As a father never turneth
Wholly from a wayward child,
For the prodigal still yearneth,
Longing to be reconciled,
So my many sins and errors
Find a tender, pardoning God,
Chastening frailty with His rod,
Not, in vengeance, with His terrors.
All things else have but their day;
God's great love abides for aye. (TLH 25:5)

Monday, February 19, 2007

It's above freezing and ...

everyone is flocking to the car wash! I figured that today, while I was doing the weekly errands, I should wash the salt and grime off the vehicle. Everybody else thought the same thing! The line for the automatic car wash was all the way out to the road. People were probably 45 minutes to an hour for their turn. I'm impatient; I decided to use the sprayer and risk getting my feet wet. Ah, it looks so much better, and I'm no longer smearing gunk onto my coat every time I get near the car.

Sunday, February 18, 2007

War of 1812

In past years of homeschooling, we could never find much on the War of 1812. We found kiddy books on the Star Spangled Banner. We found grown-up books on the war. We found long, dry, boring books in the children's section of the library. Last week, we finally bumped into a decent resource. Jean Fritz's The Great Little Madison is a biography of James Madison.

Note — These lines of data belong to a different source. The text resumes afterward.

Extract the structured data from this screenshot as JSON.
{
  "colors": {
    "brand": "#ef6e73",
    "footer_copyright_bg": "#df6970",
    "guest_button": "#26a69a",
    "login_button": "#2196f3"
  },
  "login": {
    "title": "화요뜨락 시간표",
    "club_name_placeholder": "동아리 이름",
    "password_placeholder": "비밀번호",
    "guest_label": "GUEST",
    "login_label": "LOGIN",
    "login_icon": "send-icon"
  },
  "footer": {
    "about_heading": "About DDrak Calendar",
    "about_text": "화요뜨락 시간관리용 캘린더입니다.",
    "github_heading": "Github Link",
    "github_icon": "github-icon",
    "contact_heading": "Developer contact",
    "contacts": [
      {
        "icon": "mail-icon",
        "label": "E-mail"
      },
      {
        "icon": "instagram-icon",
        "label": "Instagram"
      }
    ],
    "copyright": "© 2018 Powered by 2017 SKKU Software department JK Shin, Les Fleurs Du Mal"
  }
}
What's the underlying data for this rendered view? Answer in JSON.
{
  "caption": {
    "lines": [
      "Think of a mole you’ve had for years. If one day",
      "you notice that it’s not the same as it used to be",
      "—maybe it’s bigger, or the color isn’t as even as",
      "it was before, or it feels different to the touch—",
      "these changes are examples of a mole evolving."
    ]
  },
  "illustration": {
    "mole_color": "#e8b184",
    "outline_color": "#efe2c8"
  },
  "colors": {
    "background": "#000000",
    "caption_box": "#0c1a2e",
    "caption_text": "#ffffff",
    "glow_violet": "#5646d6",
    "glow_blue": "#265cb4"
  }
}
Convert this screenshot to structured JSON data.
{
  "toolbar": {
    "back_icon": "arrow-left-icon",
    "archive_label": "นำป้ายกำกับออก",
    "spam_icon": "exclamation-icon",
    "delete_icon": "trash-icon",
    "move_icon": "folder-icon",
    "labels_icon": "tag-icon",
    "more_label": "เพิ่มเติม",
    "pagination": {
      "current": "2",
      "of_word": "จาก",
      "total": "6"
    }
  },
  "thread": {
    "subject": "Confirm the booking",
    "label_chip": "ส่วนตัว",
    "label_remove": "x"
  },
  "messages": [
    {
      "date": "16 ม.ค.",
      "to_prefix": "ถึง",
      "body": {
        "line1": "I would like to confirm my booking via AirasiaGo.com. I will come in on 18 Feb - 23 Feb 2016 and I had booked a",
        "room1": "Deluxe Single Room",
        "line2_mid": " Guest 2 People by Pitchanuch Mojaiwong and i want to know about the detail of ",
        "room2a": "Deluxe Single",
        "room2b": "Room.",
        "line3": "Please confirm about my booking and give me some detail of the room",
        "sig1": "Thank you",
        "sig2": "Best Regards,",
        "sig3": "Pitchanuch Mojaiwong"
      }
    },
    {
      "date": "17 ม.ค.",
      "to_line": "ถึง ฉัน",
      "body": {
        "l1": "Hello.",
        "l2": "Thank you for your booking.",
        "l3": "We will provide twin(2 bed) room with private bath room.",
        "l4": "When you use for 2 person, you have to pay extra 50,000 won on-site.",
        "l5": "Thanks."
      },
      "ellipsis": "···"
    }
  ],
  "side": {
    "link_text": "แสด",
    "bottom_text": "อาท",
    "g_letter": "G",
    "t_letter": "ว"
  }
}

Because of what was involved in his life, this book works well for studying things like the Constitution and Federalist Papers, as well as the War of 1812. I wish, when some of the older kids were still homeschooling, I'd thought of seeking out a biography from this time period as a way to find information on events.